Clicking on this link will activate your account and direct you to the website homepage.

Under Webcasts & Events in the top navigation bar select Virtual Conferences > Upcoming Virtual Conferences.

Click on the first event: Contract Workforce & Talent Exchange Virtual Conference

Click Enter Event.

Click Auditorium to enter the Webcast Auditorium.

Click the 10/13/2011 date tab.

Scroll down the 12:30-1:30 pm session and click the title: Building a Best of Breed Contingent Workforce Management Strategy

Click Attend Webcast.

A confirmation email will automatically be sent to you with details on how to join the webcast.


For More Information Contact:

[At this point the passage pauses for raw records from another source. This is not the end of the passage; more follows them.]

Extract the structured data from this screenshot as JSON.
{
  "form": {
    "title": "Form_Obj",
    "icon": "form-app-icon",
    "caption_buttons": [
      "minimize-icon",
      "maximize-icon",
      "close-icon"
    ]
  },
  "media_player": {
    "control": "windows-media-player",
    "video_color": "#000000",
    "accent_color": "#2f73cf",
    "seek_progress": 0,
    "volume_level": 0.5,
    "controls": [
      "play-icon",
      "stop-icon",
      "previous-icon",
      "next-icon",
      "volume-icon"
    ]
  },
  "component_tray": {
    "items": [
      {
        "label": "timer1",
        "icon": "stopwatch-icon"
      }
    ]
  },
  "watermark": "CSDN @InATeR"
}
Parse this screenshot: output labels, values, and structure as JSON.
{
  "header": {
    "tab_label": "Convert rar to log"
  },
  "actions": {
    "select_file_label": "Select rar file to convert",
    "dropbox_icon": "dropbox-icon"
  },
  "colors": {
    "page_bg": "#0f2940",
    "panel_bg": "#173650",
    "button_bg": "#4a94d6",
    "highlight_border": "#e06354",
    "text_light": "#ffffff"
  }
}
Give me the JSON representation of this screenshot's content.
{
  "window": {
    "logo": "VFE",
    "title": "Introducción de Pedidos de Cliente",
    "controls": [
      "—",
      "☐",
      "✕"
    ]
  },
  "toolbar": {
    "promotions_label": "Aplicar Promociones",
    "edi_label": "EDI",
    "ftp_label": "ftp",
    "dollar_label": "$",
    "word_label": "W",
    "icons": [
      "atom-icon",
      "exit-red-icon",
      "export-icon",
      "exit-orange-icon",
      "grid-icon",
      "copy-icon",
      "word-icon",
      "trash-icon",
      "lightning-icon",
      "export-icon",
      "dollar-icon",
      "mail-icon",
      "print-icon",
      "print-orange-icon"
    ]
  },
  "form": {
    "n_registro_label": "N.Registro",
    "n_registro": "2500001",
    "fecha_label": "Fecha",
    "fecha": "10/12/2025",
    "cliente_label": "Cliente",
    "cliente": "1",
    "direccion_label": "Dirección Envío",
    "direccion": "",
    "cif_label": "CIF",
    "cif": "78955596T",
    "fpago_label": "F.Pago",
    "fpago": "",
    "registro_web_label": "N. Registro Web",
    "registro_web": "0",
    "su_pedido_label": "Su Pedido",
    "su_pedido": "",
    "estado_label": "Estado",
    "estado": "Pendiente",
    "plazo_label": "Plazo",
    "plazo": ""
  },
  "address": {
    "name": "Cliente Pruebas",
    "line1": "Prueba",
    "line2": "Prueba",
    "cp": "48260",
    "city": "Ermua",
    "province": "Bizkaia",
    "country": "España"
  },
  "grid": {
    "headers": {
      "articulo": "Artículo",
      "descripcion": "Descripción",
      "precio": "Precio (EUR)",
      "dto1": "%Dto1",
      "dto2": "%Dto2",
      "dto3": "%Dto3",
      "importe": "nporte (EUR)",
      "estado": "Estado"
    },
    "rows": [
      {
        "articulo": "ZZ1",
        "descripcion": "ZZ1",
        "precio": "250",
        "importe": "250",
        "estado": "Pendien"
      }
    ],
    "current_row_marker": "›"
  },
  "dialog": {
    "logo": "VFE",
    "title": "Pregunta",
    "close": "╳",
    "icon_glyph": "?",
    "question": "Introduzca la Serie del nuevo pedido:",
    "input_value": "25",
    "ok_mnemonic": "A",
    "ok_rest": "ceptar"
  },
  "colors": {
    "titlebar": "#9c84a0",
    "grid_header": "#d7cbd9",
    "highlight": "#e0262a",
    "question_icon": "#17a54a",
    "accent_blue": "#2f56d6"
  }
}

Christina Fabugais
Marketing Manager
Contingent Workforce Solutions Inc.
Direct Phone: 416-642-9077
Toll Free: 1-866-837-8630 x9077